• Supplied data
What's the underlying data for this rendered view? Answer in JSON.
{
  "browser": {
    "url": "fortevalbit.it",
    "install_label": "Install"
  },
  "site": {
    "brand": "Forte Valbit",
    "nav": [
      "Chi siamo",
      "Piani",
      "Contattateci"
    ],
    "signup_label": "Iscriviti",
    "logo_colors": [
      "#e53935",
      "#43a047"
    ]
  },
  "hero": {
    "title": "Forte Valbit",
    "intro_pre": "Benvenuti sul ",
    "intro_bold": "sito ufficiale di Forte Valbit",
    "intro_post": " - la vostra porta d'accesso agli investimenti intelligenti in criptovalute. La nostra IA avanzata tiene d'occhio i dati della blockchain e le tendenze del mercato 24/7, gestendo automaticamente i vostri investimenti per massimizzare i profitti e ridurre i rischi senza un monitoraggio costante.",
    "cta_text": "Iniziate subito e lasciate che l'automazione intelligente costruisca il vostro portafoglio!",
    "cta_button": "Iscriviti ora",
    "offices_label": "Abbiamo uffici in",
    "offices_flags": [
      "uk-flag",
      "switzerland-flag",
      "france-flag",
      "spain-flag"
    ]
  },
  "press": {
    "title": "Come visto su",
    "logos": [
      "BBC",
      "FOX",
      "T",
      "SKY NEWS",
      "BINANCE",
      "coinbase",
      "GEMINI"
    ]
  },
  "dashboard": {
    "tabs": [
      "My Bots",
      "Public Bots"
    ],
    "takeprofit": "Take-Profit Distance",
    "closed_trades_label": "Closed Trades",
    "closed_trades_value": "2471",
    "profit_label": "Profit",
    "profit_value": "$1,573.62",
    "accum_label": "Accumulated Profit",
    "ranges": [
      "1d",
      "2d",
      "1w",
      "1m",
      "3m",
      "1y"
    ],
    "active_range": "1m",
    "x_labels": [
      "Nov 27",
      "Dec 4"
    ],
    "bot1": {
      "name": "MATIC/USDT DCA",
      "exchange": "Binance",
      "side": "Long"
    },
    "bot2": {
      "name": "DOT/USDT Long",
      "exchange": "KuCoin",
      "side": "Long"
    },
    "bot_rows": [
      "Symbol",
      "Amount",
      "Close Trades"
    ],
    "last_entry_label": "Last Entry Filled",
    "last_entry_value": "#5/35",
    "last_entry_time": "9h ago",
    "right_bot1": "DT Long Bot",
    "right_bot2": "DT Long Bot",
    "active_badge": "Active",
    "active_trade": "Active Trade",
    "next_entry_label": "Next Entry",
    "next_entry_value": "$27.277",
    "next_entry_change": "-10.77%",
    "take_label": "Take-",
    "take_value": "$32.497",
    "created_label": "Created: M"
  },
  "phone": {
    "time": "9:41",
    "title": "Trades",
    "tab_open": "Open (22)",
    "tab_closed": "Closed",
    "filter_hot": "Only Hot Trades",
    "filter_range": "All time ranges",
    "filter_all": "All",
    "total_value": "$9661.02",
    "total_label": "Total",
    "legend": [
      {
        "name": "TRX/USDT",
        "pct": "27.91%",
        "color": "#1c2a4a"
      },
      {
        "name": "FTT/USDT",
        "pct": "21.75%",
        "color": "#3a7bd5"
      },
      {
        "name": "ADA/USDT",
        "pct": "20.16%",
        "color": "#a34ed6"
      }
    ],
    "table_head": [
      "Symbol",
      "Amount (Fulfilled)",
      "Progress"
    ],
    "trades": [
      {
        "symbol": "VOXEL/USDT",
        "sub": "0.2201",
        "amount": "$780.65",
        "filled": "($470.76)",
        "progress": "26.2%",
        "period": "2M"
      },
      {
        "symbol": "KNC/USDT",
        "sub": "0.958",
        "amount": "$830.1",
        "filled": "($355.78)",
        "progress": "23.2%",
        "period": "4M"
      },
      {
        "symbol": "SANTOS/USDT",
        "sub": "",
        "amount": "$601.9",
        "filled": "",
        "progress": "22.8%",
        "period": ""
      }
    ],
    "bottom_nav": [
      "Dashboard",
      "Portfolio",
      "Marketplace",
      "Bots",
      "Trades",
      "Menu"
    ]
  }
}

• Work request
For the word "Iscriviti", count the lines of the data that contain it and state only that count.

• Written answer
2